While the Pentagon just deployed an additional 87 Abrams tanks, roughly 140 Bradley Fighting Vehicles, 18 Paladin howitzers and 395 other tracked vehicles to three Baltic states as well as Poland, Romania, Bulgaria, and Hungary, the RPG-26 Aglen is mostly ineffective against Abrams tanks, but, however, could be very dangerous against lightly armoured vehicles.
A U.S. Army soldier guides an M1 Abrams tank from 1st Armored Brigade Combat Team, 1st Cavalry Division off the ramp of the ARC vessel Endurance at the Port of Antwerp, Belgium. The unit arrived as part of Operation Atlantic Resolve in May and is headed to the Baltic states. (Sgt. 1st Class Jacob A. McDonald/U.S. Army)
The Belarusian tank-killing quadcopter could become a nuisance for North Atlantic Treaty Organization (NATO) members, who have been building up their militaries near Russia’s borders.
Recently, Russian Airborne Troops and Belarusian special forces conducted a joint tactical exercise at the Brestsky training ground, miles from the Belarusian-Polish border, in response to the NATO buildup in Poland.
NATO members should fear the RPG-30 “Kryuk,” a Russian hand-held anti-tank grenade launcher designed to address the challenge of reactive armor and active protection systems (APS) on Western tanks, which was unveiled in 2008 as an “Abrams killer” rocket.
Russian RPG-30 rocket launcher versus an American Abrams tank.
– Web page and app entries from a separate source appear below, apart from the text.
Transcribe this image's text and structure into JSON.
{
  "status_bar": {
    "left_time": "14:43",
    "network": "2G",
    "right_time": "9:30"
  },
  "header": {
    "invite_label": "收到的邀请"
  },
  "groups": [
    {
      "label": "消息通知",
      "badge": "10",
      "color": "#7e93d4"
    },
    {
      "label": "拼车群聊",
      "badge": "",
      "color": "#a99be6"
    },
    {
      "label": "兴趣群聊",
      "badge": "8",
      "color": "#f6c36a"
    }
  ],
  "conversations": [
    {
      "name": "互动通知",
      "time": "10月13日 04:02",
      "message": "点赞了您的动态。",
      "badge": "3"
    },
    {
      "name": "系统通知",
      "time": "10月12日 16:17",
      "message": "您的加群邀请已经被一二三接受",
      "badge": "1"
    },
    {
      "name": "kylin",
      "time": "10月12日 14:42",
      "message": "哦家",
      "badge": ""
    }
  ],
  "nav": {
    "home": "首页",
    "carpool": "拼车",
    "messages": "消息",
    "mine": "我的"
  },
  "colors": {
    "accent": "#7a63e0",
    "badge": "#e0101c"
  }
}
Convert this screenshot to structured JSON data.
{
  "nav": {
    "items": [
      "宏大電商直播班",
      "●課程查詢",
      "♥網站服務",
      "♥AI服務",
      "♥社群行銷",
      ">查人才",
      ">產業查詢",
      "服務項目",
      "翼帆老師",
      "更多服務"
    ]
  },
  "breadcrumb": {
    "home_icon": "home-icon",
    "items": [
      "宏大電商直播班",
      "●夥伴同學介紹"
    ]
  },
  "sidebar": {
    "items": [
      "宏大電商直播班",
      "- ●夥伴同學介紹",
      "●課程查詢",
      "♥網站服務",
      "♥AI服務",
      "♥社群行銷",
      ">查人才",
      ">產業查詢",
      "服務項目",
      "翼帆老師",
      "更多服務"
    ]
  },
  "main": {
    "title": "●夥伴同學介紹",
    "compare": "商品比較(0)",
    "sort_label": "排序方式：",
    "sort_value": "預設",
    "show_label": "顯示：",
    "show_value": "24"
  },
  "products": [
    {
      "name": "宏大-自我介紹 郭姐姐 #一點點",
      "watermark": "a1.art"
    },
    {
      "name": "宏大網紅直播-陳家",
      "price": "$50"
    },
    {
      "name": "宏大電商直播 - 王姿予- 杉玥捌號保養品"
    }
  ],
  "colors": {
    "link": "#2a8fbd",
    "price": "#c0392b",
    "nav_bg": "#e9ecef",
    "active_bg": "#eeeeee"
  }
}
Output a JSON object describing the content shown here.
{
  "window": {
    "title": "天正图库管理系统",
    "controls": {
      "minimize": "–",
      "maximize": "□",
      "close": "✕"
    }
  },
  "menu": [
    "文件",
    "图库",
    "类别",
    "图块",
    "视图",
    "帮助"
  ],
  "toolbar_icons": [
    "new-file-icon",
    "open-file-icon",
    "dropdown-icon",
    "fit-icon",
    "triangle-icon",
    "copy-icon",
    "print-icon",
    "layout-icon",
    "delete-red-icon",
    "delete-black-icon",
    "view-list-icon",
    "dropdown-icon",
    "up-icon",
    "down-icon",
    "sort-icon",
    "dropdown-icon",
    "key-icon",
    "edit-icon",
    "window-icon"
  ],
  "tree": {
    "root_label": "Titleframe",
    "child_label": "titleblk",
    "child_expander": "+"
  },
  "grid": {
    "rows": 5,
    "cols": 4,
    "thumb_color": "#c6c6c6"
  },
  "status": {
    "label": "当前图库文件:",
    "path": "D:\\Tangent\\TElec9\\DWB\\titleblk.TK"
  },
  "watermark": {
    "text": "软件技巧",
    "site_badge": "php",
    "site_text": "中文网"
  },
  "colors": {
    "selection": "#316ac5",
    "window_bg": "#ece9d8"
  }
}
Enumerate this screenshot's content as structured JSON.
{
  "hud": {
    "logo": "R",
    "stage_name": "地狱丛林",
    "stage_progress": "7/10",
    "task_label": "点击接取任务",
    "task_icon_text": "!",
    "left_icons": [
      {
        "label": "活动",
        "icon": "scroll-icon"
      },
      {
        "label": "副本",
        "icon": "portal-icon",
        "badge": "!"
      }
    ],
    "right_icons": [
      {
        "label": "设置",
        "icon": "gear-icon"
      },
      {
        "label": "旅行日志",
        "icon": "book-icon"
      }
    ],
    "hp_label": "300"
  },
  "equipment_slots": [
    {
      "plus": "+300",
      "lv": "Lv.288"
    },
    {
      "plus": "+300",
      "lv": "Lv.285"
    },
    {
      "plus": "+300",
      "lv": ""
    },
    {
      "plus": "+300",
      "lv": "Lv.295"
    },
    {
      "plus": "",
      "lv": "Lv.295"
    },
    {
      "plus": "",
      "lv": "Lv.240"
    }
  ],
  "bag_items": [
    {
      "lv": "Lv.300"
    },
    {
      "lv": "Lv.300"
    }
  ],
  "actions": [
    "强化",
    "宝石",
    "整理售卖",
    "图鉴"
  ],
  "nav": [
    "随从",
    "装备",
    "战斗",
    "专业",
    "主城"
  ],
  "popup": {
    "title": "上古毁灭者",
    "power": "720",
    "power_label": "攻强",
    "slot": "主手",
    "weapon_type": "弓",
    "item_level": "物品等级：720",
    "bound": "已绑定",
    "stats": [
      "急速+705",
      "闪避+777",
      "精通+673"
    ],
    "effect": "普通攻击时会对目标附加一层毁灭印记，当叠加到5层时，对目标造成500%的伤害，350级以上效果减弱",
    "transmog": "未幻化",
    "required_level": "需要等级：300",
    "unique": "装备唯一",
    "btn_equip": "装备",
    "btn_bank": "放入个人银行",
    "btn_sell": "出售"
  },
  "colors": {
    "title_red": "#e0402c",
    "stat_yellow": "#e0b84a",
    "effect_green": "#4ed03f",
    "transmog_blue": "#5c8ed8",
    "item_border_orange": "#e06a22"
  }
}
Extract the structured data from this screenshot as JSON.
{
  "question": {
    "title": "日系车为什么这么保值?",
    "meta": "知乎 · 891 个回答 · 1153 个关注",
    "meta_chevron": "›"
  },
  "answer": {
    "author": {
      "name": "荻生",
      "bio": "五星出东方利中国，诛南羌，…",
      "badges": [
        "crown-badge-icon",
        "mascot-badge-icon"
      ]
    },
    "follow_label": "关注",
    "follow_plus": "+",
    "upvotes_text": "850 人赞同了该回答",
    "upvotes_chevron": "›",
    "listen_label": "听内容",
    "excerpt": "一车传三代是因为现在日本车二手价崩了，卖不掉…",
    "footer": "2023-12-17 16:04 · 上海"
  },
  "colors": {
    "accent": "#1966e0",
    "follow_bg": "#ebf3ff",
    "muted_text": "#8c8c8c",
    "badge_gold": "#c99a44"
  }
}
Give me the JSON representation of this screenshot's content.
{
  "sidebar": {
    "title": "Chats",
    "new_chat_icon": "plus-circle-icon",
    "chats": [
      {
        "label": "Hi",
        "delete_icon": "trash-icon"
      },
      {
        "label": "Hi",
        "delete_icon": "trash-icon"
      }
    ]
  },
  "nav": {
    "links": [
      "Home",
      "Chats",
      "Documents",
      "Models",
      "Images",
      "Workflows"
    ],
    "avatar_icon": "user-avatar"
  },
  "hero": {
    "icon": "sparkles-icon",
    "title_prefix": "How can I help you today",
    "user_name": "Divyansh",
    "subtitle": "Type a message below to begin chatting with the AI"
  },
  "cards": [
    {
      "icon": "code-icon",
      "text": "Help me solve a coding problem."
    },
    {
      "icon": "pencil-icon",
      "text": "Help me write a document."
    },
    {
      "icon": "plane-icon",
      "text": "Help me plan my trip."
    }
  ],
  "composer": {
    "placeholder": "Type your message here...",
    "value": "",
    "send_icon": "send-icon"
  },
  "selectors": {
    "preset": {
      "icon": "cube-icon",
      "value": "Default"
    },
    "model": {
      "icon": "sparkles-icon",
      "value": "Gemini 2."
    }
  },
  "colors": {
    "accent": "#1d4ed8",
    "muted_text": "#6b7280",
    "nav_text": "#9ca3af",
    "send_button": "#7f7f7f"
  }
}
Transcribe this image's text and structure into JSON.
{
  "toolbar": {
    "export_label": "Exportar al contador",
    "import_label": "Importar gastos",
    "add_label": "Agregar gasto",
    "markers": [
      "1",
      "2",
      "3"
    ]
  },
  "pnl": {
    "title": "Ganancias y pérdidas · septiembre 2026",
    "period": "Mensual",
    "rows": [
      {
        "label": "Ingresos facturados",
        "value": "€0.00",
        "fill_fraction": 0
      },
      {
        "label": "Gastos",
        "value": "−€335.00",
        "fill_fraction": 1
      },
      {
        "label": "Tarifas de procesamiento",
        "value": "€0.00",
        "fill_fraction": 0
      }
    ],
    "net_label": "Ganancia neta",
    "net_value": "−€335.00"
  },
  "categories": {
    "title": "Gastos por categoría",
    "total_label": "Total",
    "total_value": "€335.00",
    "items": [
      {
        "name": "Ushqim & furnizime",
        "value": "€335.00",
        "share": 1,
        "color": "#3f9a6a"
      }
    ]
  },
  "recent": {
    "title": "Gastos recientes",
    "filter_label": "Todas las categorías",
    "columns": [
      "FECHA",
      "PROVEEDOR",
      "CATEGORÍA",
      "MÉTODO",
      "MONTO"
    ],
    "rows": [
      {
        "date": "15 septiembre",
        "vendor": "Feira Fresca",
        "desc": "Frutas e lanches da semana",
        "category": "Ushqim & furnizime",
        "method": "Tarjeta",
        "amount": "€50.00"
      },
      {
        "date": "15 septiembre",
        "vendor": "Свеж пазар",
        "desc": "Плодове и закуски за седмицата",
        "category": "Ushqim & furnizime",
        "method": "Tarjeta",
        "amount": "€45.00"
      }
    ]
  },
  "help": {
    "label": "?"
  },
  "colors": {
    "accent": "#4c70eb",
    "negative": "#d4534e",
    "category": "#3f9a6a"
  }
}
That said, if the Belarusian drone-makers figure out how to mount an RPG-30 system on the quadcopter, then some alarm bells will be ringing in Washington.